  6. ^ [1] Royal Canadian Mint. Retrieved 2012-07-12.
  7. ^ George S. Čuhaj; Thomas Michael (11 July 2011). 2012 Standard Catalog of World Coins 2001 to Date. Krause Publications. p. 144. ISBN 978-1-4402-1575-9. 
  8. ^ "Material change in store for loonies, toonies". Montreal Gazette. Postmedia News. January 14, 2012. 
  9. ^ a b "'Toonie' makes its debut - CBC Archives". Archives.cbc.ca. Retrieved 2011-12-02. 
  10. ^ "Jack Iyerak Anawak on Two-Dollar Coin - Hansard April 26th, 1996, Retrieved March 30, 2011". Openparliament.ca. 1996-04-26. Retrieved 2011-12-02. 
  11. ^ "WordReference Forums - Vocabulaire Anglo-Normand, Retrieved March 30, 2011". Forum.wordreference.com. 2010-08-05. Retrieved 2011-12-02. 
  12. ^ Royal Canadian Mint. "Canadians Choose Churchill as Official Name of Toonie Polar Bear." Retrieved 27 Jan 2011.
  13. ^ a b Girard, Daniel (11 March 1995). "It's a real toss-up but here's our 2-cents worth: Call the $2 coin an American dollar". Toronto Star. 
  14. ^ a b Royal Canadian Mint: 100 Years of History, p.177, Published by Les Éditions Stromboli, 2008, St. Lambert, Québec, Canada, Project Co-Oridnator: Francesco Bellomo, Project Manager for Royal Canadian Mint: Susan Aubry, Legal Deposit: Library and Archives Canada, ISBN 2-921800-26-8
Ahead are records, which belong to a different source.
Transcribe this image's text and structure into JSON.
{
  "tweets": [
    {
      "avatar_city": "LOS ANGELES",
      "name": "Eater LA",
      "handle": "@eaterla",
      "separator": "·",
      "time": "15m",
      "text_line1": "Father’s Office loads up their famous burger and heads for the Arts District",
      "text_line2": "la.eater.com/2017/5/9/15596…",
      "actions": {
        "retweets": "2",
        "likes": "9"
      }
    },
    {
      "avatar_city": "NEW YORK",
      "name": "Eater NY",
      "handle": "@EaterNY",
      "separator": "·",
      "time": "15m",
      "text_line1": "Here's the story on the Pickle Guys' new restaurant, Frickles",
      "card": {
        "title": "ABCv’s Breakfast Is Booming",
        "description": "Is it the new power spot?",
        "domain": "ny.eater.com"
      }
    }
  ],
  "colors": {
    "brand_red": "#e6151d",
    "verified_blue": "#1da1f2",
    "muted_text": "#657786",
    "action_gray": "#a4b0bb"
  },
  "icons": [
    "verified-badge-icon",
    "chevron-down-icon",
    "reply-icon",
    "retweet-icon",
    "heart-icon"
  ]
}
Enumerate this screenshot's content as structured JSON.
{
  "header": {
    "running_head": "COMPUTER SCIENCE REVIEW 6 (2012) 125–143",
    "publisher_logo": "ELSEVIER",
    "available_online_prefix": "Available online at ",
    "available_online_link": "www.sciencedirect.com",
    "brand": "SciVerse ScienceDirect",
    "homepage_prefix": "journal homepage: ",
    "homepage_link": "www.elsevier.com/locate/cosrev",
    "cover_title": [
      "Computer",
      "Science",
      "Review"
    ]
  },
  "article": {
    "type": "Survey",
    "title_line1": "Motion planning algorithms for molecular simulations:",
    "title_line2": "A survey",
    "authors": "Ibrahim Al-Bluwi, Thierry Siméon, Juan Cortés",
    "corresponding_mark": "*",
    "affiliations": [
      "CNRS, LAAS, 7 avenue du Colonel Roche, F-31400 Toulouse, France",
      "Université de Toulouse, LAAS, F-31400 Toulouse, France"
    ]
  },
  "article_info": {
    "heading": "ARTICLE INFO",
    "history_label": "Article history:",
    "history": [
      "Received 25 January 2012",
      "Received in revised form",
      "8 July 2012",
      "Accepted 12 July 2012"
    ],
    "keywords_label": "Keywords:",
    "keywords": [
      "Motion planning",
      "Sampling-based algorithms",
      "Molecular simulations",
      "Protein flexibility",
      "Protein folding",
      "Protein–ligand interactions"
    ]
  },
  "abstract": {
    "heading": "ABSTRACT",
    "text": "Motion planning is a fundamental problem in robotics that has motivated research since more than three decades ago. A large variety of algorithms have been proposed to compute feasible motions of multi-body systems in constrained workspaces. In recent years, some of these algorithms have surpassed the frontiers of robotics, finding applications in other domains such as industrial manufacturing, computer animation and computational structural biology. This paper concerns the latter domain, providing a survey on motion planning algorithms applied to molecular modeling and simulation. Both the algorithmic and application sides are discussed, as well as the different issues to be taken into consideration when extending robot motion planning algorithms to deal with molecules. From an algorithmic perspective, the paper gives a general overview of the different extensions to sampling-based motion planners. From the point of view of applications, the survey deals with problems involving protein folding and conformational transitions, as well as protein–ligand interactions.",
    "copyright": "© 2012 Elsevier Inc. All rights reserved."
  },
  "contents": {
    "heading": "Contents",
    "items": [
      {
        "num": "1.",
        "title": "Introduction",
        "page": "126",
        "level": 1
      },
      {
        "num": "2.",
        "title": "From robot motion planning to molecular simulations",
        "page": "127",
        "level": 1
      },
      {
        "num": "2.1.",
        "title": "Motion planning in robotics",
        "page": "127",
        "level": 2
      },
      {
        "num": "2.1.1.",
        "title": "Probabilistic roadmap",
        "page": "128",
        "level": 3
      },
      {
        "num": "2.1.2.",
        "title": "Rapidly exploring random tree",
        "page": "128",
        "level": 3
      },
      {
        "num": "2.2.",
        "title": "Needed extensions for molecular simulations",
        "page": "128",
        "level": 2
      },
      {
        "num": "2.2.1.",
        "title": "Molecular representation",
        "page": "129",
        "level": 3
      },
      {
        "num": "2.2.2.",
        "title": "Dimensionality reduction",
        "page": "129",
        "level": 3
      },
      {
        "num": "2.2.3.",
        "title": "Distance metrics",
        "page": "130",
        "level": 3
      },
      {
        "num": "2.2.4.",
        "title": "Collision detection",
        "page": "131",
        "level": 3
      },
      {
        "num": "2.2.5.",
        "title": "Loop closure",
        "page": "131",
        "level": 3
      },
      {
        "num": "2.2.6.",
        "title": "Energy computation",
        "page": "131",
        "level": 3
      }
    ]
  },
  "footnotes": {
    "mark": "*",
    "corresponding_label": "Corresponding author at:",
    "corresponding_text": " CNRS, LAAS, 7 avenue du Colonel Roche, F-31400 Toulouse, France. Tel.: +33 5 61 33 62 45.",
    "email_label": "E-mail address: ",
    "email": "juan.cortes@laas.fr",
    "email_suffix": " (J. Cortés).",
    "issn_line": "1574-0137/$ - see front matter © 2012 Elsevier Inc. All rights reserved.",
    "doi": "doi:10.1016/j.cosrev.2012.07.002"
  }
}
  15. ^ The Charlton Standard Catalogue of Canadian Coins, 61st Edition, p.139, edited by W.K. Cross, The Charlton Press, Toronto, Ontario, ISBN 0-88968-315-8
  16. ^ "Canada Gazette, 42-43-44 ELIZABETH II, Chapter 26, p. 614". 
  17. ^ "Canada's two-dollar coin and its polar bear turn 10 this year". CNW Telbec, August 28, 2006.
  18. ^ "Order Authorizing the Issue of a Two Dollar Circulation Coin Commemorating the Millenium and Specifying its Characteristics, SOR/2000-245". CanLII. 2011-11-19. Retrieved 2011-12-02. 
  19. ^ "'Toonie' turns 10 ... and gets a facelift". Cbc.ca. 2006-08-28. Retrieved 2011-12-02. 
  20. ^ http://www.talismancoins.com/catalog/Canada_2006_10thAnn_$2.jpg
  21. ^ Quebec City - 400th Anniversary Toonie. Royal Canadian Mint. Retrieved 27 Jan 2011.
  22. ^ [2]

External links[edit]